  • MD HUQ

    oh my god, I didnt know this things before. people can get addicted on your medicine? thank you for sharing such great article. I think i should think about this topic.

  • Robert Hawkins

    Illegal drugs are not the only drugs that can be abused.

  • Jenifer Lapinski

    This was a very informative article. Having someone addicted to drugs is a very serious matter and needs to the proper attention. I like how they said to speak with a doctor as early as possible.

  • Douglas

    Great article really helpful to Know if You or a Loved One is Addicted to Prescription Drugs
    I think behavior of the person is the most noticeable thing if s Addicted to Prescription Drugs

    thanks for the great article

  • steven rojas

    great blog, gives lots of information on things i had no idea on. if you think your loved one might have a addiction read this article

  • ava taylor

    yeah!!! An informative and inspiring article…No doubt on saying that like type of article create awareness in the society…We can find the addicted person and provide them some solutions….Great article…loved it a lot

  • Foquandra Brown

    This was really eye opening. I have many family member who are on prescription drugs, and it helps to know if they are an addict or not

  • mj brayton

    Prescription drug abuse and addiction are serious medical conditions that require treatment by chemical dependency specialists. Thanks for providing the information.

  • Don Naman

    Very helpful information. I have suspected that someone I love is using prescription drugs, I will be more aware of the signs. Then comes the intervention.

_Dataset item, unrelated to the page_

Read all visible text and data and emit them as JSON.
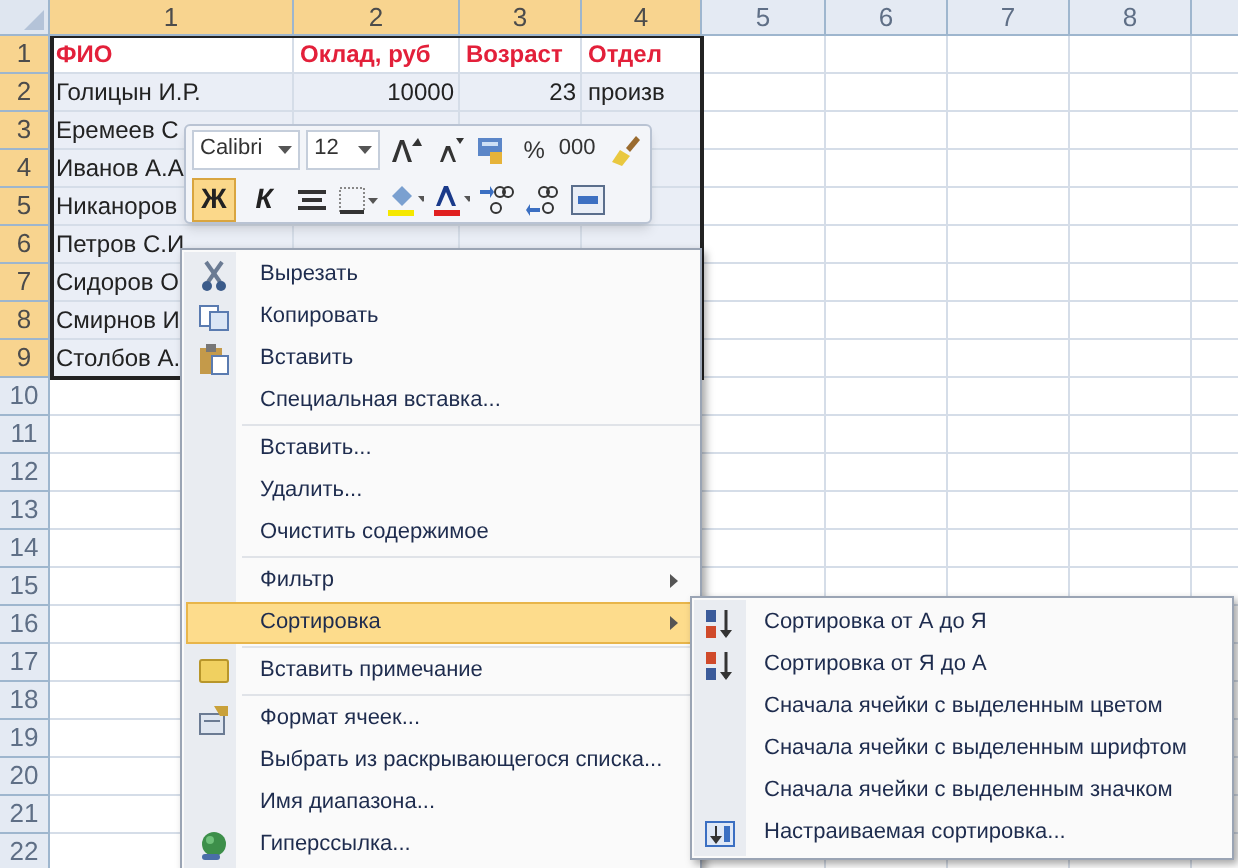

  • Meen N

    I was not aware of the fact that the prescribed drugs if used in excess will lead to drug addiction. Does the common pain killer like Ibuprofen will also cause addiction? If somebody takes Ibuprofen every week as a pain killer, will it be harmful to them?

  • Salma Tores

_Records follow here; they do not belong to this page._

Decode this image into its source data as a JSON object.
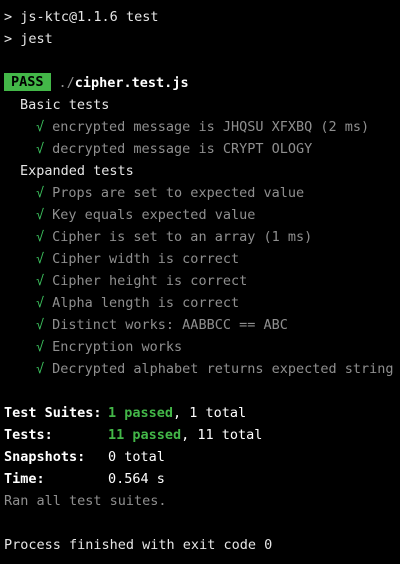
{
  "prompt": {
    "symbol": ">",
    "commands": [
      "js-ktc@1.1.6 test",
      "jest"
    ]
  },
  "result": {
    "badge": "PASS",
    "path_dir": "./",
    "path_file": "cipher.test.js"
  },
  "suites": [
    {
      "name": "Basic tests",
      "tests": [
        "encrypted message is JHQSU XFXBQ (2 ms)",
        "decrypted message is CRYPT OLOGY"
      ]
    },
    {
      "name": "Expanded tests",
      "tests": [
        "Props are set to expected value",
        "Key equals expected value",
        "Cipher is set to an array (1 ms)",
        "Cipher width is correct",
        "Cipher height is correct",
        "Alpha length is correct",
        "Distinct works: AABBCC == ABC",
        "Encryption works",
        "Decrypted alphabet returns expected string"
      ]
    }
  ],
  "check_mark": "√",
  "summary": {
    "suites_label": "Test Suites:",
    "suites_passed": "1 passed",
    "suites_total": ", 1 total",
    "tests_label": "Tests:",
    "tests_passed": "11 passed",
    "tests_total": ", 11 total",
    "snapshots_label": "Snapshots:",
    "snapshots_value": "0 total",
    "time_label": "Time:",
    "time_value": "0.564 s",
    "ran_all": "Ran all test suites."
  },
  "exit_message": "Process finished with exit code 0",
  "colors": {
    "background": "#000000",
    "pass_badge": "#43b748",
    "check": "#3bbf5c",
    "muted": "#8f8f8f"
  }
}
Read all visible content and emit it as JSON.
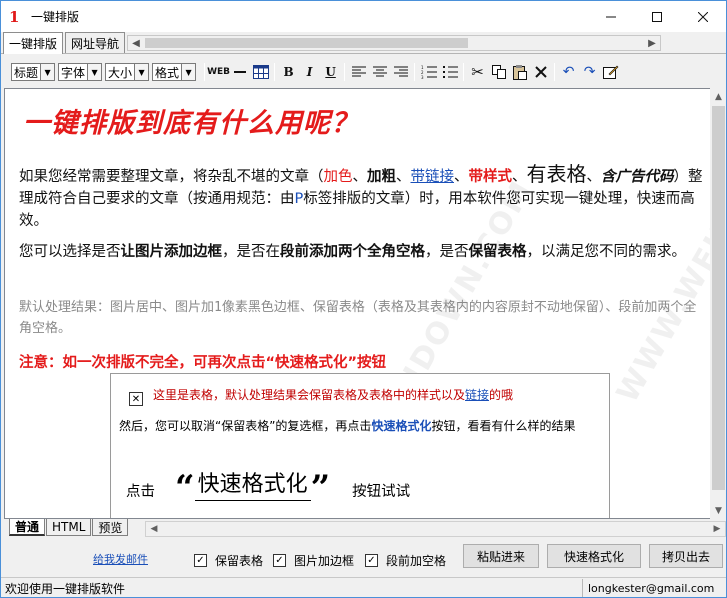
{
  "window": {
    "title": "一键排版",
    "logo": "1",
    "min_icon": "minimize-icon",
    "max_icon": "maximize-icon",
    "close_icon": "close-icon"
  },
  "tabs": [
    {
      "label": "一键排版"
    },
    {
      "label": "网址导航"
    }
  ],
  "toolbar": {
    "selects": [
      {
        "value": "标题"
      },
      {
        "value": "字体"
      },
      {
        "value": "大小"
      },
      {
        "value": "格式"
      }
    ],
    "bold": "B",
    "italic": "I",
    "underline": "U"
  },
  "editor": {
    "heading": "一键排版到底有什么用呢？",
    "p1": {
      "a": "如果您经常需要整理文章，将杂乱不堪的文章（",
      "color": "加色",
      "sep1": "、",
      "bold": "加粗",
      "sep2": "、",
      "link": "带链接",
      "sep3": "、",
      "style": "带样式",
      "sep4": "、",
      "table": "有表格",
      "sep5": "、",
      "code": "含广告代码",
      "b": "）整理成符合自己要求的文章（按通用规范：由",
      "p": "P",
      "c": "标签排版的文章）时，用本软件您可实现一键处理，快速而高效。"
    },
    "p2": {
      "a": "您可以选择是否",
      "b1": "让图片添加边框",
      "c": "，是否在",
      "b2": "段前添加两个全角空格",
      "d": "，是否",
      "b3": "保留表格",
      "e": "，以满足您不同的需求。"
    },
    "p3": "默认处理结果：图片居中、图片加1像素黑色边框、保留表格（表格及其表格内的内容原封不动地保留）、段前加两个全角空格。",
    "note": "注意：如一次排版不完全，可再次点击“快速格式化”按钮",
    "table_box": {
      "line1_a": "这里是表格，默认处理结果会保留表格及表格中的样式以及",
      "line1_link": "链接",
      "line1_b": "的哦",
      "line2_a": "然后，您可以取消“保留表格”的复选框，再点击",
      "line2_b": "快速格式化",
      "line2_c": "按钮，看看有什么样的结果",
      "click": "点击",
      "open_quote": "“",
      "ksf": "快速格式化",
      "close_quote": "”",
      "try": "按钮试试"
    },
    "watermark": "WWW.WEIDOWN.COM"
  },
  "bottom_tabs": [
    {
      "label": "普通"
    },
    {
      "label": "HTML"
    },
    {
      "label": "预览"
    }
  ],
  "bottom": {
    "mail_link": "给我发邮件",
    "checkboxes": [
      {
        "label": "保留表格",
        "checked": true
      },
      {
        "label": "图片加边框",
        "checked": true
      },
      {
        "label": "段前加空格",
        "checked": true
      }
    ],
    "buttons": [
      {
        "label": "粘贴进来"
      },
      {
        "label": "快速格式化"
      },
      {
        "label": "拷贝出去"
      }
    ]
  },
  "status": {
    "left": "欢迎使用一键排版软件",
    "right": "longkester@gmail.com"
  }
}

    Sometimes it can be very obvious when someone is abusing prescription drugs. I have been around those who have and the most common thing I saw was the person “not being there”, or just spacing out. Others start to hallucinate and hear things that are not there.

  • Didi Smith

    It’s good to know what to look for if you think one of your friends or loved ones has an addiction problem. Sometimes it’s hard to tell, especially in the beginning stages. But that is where you would want to see it as the sooner you get the person help, the easier it will be for them to get sober. Keeping in mind these points and how they would manifest themselves gives you the ability to help the person and get them into a good rehab center where they can recover from their addiction. I will definitely use this article so I’m able to spot when someone I know is suffering.

  • carcol

    I guess the this is the major question – how do you know. I would say that addiction to something is when you have a substance that you take that you just can’t live without. And I have seen a lot of people who have been prescribed drugs by their doctors that they have been taking for years and they can’t stop. The drugs are so much a part of their lives now that not taking them causes more pain than they can bare. It seems that this should never happen. If the drug is something that someone can become addicted to, then doctors should keep track of these people and make sure that they don’t become addicted and that they get off these drugs before that happens. There are so many treatments available these days for people to use that becoming addicted to prescription drugs should not happen.

  • Write a Comment

    Your email address will not be published. Required fields are marked *

    Enabling vs. Empowering: How to Know the Difference in Addiction Recovery

    Addiction has been one of the largest problems within our nation for many years. This is easily understood when viewing the …

    Is There a Connection Between Diabetes and Alcoholism

    Many of the substances that continue to fuel the addiction epidemic in our nation are actually legal. One of these would …

    Should Doctors be Held Accountable for Patients’ Opioid Addictions

    There is an abundance of debate as to whether or not doctors should be held accountable for their patients’ opioid addictions. …